- _Exercise description_
Take each line of the records below that contains the string "text" and copy it.

Stored items from a collection:
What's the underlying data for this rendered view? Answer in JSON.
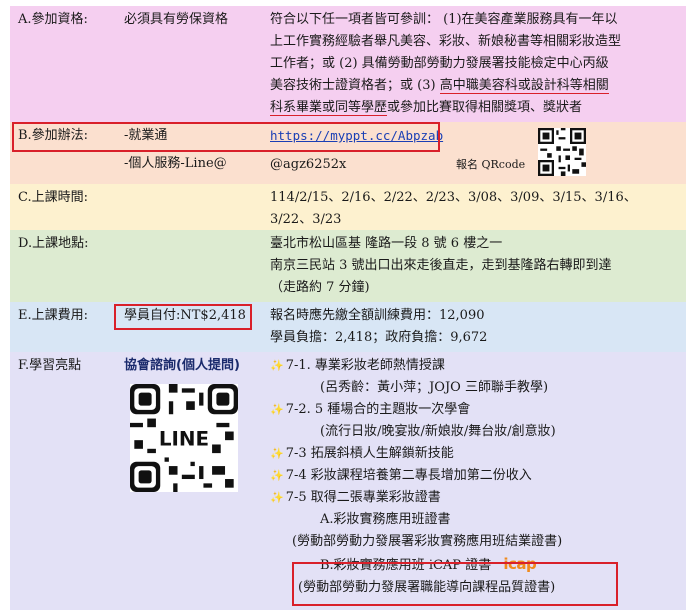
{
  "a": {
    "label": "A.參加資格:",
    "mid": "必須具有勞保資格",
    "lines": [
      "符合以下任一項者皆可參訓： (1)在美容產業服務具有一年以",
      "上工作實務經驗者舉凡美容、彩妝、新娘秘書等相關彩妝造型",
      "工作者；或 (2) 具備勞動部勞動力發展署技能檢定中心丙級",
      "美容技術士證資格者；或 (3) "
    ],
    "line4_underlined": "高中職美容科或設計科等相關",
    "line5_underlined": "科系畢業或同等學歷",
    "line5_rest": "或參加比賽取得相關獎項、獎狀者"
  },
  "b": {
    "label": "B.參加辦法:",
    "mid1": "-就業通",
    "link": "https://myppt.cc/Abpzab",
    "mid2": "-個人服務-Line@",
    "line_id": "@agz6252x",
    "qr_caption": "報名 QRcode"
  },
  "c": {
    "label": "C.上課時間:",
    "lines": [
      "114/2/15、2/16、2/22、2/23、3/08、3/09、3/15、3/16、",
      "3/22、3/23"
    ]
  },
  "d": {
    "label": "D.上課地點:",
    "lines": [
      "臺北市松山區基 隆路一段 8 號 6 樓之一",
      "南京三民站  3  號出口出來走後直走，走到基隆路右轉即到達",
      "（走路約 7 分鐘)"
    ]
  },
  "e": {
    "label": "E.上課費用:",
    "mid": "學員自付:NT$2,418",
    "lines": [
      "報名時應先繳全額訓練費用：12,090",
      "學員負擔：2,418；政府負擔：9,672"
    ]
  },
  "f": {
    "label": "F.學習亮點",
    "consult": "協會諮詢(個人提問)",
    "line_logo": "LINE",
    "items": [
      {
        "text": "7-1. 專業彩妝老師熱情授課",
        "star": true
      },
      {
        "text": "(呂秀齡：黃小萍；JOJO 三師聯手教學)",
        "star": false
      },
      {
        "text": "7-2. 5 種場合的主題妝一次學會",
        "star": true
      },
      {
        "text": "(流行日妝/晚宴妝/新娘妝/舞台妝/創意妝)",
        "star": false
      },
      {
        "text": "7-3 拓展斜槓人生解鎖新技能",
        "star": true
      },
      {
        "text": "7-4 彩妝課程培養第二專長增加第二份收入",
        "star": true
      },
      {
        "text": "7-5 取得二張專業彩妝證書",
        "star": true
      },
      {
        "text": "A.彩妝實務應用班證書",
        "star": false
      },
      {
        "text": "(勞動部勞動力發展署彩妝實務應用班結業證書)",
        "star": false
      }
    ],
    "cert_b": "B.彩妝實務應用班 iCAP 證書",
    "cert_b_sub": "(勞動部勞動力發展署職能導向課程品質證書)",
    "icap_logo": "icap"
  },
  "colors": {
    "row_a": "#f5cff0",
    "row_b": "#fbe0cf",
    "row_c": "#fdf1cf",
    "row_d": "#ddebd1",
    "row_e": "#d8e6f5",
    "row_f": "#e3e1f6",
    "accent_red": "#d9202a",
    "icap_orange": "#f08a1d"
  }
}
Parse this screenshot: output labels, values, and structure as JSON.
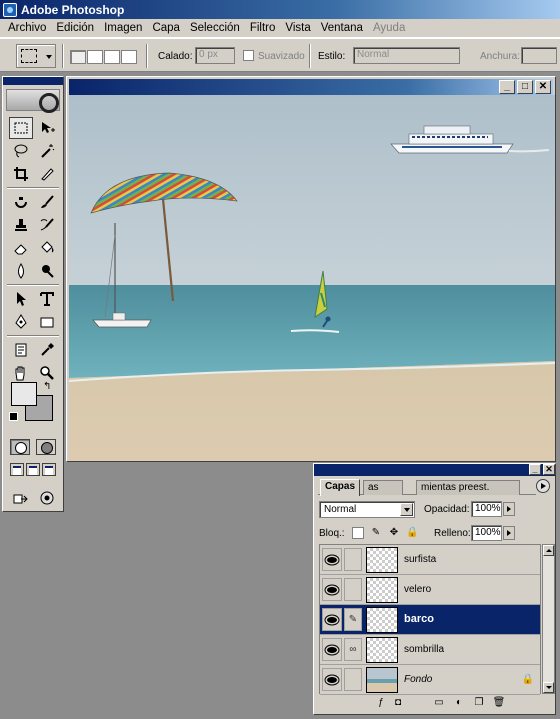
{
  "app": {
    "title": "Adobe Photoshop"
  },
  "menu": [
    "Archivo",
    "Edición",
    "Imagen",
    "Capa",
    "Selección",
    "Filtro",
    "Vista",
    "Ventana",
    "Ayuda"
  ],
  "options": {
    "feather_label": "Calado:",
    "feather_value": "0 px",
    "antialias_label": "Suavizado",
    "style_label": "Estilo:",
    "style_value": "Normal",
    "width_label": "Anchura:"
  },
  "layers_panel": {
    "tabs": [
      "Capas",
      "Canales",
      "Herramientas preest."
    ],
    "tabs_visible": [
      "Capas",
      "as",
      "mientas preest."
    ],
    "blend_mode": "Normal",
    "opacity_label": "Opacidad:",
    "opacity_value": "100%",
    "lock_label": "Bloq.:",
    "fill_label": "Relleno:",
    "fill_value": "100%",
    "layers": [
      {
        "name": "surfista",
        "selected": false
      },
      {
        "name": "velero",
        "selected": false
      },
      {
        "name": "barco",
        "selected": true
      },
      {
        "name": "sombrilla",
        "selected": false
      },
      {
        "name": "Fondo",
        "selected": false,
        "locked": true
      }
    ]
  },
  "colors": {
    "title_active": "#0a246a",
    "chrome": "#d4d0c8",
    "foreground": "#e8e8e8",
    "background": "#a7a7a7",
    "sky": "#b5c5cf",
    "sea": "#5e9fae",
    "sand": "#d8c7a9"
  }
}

- _Your response_
        "text": "7-1. 專業彩妝老師熱情授課",
        "text": "(呂秀齡：黃小萍；JOJO 三師聯手教學)",
        "text": "7-2. 5 種場合的主題妝一次學會",
        "text": "(流行日妝/晚宴妝/新娘妝/舞台妝/創意妝)",
        "text": "7-3 拓展斜槓人生解鎖新技能",
        "text": "7-4 彩妝課程培養第二專長增加第二份收入",
        "text": "7-5 取得二張專業彩妝證書",
        "text": "A.彩妝實務應用班證書",
        "text": "(勞動部勞動力發展署彩妝實務應用班結業證書)",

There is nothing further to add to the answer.